──────── Provided records
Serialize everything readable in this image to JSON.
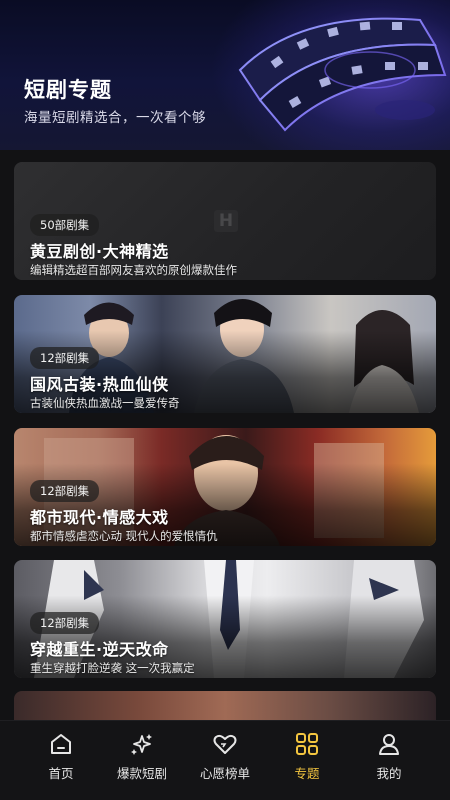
{
  "header": {
    "title": "短剧专题",
    "subtitle": "海量短剧精选合，一次看个够"
  },
  "cards": [
    {
      "badge": "50部剧集",
      "title": "黄豆剧创·大神精选",
      "desc": "编辑精选超百部网友喜欢的原创爆款佳作",
      "watermark": "H"
    },
    {
      "badge": "12部剧集",
      "title": "国风古装·热血仙侠",
      "desc": "古装仙侠热血激战一曼爱传奇"
    },
    {
      "badge": "12部剧集",
      "title": "都市现代·情感大戏",
      "desc": "都市情感虐恋心动 现代人的爱恨情仇"
    },
    {
      "badge": "12部剧集",
      "title": "穿越重生·逆天改命",
      "desc": "重生穿越打脸逆袭 这一次我赢定"
    }
  ],
  "nav": [
    {
      "label": "首页",
      "icon": "home-icon",
      "active": false
    },
    {
      "label": "爆款短剧",
      "icon": "sparkle-icon",
      "active": false
    },
    {
      "label": "心愿榜单",
      "icon": "heart-icon",
      "active": false
    },
    {
      "label": "专题",
      "icon": "grid-icon",
      "active": true
    },
    {
      "label": "我的",
      "icon": "profile-icon",
      "active": false
    }
  ],
  "colors": {
    "accent": "#f3c53f",
    "background": "#121214",
    "nav_text": "#e6e6e6"
  }
}
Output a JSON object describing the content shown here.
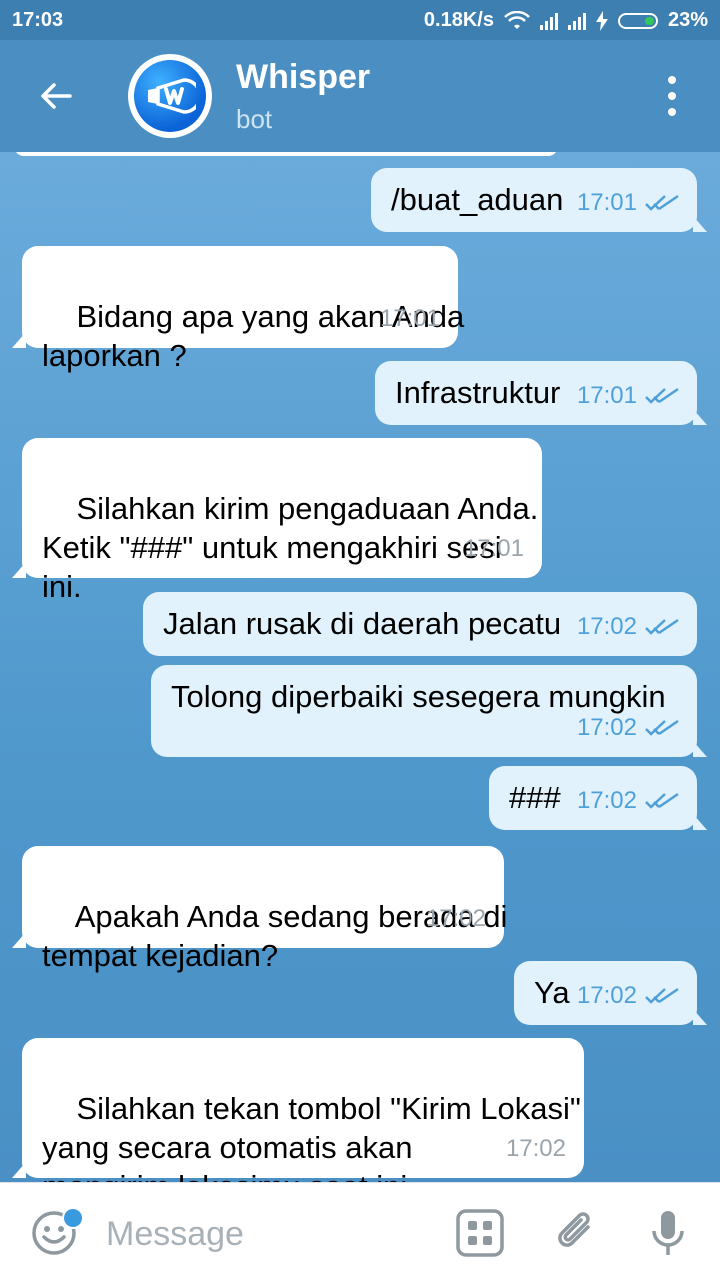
{
  "status_bar": {
    "time": "17:03",
    "network_speed": "0.18K/s",
    "battery_percent": "23%",
    "icons": [
      "wifi-icon",
      "signal-icon",
      "signal-icon",
      "charging-icon",
      "battery-icon"
    ]
  },
  "header": {
    "title": "Whisper",
    "subtitle": "bot",
    "icons": [
      "back-arrow-icon",
      "bot-avatar",
      "more-vert-icon"
    ]
  },
  "messages": [
    {
      "dir": "out",
      "text": "/buat_aduan",
      "time": "17:01",
      "read": true
    },
    {
      "dir": "in",
      "text": "Bidang apa yang akan Anda\nlaporkan ?",
      "time": "17:01"
    },
    {
      "dir": "out",
      "text": "Infrastruktur",
      "time": "17:01",
      "read": true
    },
    {
      "dir": "in",
      "text": "Silahkan kirim pengaduaan Anda.\nKetik \"###\" untuk mengakhiri sesi\nini.",
      "time": "17:01"
    },
    {
      "dir": "out",
      "text": "Jalan rusak di daerah pecatu",
      "time": "17:02",
      "read": true
    },
    {
      "dir": "out",
      "text": "Tolong diperbaiki sesegera mungkin",
      "time": "17:02",
      "read": true
    },
    {
      "dir": "out",
      "text": "###",
      "time": "17:02",
      "read": true
    },
    {
      "dir": "in",
      "text": "Apakah Anda sedang berada di\ntempat kejadian?",
      "time": "17:02"
    },
    {
      "dir": "out",
      "text": "Ya",
      "time": "17:02",
      "read": true
    },
    {
      "dir": "in",
      "text": "Silahkan tekan tombol \"Kirim Lokasi\"\nyang secara otomatis akan\nmengirim lokasimu saat ini.",
      "time": "17:02"
    }
  ],
  "input_bar": {
    "placeholder": "Message",
    "icons": [
      "emoji-icon",
      "bot-keyboard-icon",
      "attach-icon",
      "mic-icon"
    ]
  },
  "colors": {
    "header": "#4a8ec2",
    "status_bar": "#3d7fb1",
    "incoming_bubble": "#ffffff",
    "outgoing_bubble": "#e1f2fc",
    "check_marks": "#4ea0d8"
  }
}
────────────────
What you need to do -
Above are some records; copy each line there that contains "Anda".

Response below -
      "text": "Bidang apa yang akan Anda\nlaporkan ?",
      "text": "Silahkan kirim pengaduaan Anda.\nKetik \"###\" untuk mengakhiri sesi\nini.",
      "text": "Apakah Anda sedang berada di\ntempat kejadian?",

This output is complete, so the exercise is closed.